Protected as a UNESCO World Heritage Site, the uninhabited Aldabra Atoll is one of the world's largest atolls, located in the Indian Ocean about 600 miles (1,000 km) southwest of the Seychelles, of which they are part. First discovered in the 9th century by Arab seafarers who named them Al-Khadra (the Green One) the islands had little to offer the early mariners in the way of water or hardwoods. Aldabras Atoll is an oval atoll, about 19 miles (30.5 km) long and 8 miles (13 km) wide, enclosing a large shallow lagoon with the outer ring divided into four low islands - South Island (Grand Terre; the largest), West Island (Picard), Polymnie, and Middle Island (Malabar). The Aldabra Islands are volcanic in origin and a naturalists' paradise where a rich diversity of flora and fauna has evolved in splendid isolation.

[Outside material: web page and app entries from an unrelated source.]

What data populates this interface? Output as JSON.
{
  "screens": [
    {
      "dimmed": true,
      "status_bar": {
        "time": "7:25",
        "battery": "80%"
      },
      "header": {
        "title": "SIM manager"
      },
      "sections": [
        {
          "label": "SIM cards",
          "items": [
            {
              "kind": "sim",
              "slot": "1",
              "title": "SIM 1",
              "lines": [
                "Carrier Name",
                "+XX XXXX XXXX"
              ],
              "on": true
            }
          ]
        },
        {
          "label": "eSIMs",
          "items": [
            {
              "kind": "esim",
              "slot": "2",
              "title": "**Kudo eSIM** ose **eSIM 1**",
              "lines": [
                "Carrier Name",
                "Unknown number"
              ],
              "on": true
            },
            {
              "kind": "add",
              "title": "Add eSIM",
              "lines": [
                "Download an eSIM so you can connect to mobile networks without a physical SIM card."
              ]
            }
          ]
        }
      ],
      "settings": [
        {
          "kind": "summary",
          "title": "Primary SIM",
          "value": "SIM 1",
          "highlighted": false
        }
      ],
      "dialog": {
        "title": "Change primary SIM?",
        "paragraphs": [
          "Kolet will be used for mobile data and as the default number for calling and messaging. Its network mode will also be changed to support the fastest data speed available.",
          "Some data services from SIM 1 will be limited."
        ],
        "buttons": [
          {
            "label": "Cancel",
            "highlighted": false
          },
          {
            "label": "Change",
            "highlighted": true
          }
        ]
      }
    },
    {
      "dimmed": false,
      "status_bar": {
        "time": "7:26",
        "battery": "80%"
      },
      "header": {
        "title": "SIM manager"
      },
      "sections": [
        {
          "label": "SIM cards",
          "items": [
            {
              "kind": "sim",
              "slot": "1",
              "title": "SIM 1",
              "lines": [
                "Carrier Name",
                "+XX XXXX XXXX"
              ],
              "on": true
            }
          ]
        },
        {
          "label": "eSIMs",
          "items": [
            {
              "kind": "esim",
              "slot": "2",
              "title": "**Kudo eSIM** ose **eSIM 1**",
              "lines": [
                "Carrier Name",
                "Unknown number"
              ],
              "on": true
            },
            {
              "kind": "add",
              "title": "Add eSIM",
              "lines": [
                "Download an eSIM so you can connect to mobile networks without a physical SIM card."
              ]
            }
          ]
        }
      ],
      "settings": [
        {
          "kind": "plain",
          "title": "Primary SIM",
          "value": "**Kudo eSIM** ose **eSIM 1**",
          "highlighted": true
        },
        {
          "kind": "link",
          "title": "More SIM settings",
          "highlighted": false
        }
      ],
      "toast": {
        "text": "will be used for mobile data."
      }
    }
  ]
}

The islands are home to 200 plant species of which 40 are unique to these shores. On South Island you will find giant tortoises, 150,000 nesting green turtles (the worlds largest colony) and a nature reserve that boasts an impressive avia-fauna. It boasts 12 species of bird unique to these islands, including the flightless White Throated Rail, a close relative of the Dodo. Diving on Aldabras terraced walls is dramatic, as you can expect to see dozens of Green Turtles on their pilgrimage to the beach. The diving highlight of this atoll is the stunning drift dives through the channels to the vast lagoon: join schools of snappers, surgeon-fish and stingrays as they drift effortlessly into the lagoon at speeds of up to 6 knots. This same flow of tide has sculpted a mass of small mushroom-shaped limestone islands known as champignons that contrast markedly with weathered, razor-sharp rocks.
There are no cruises currently listed for this port of call.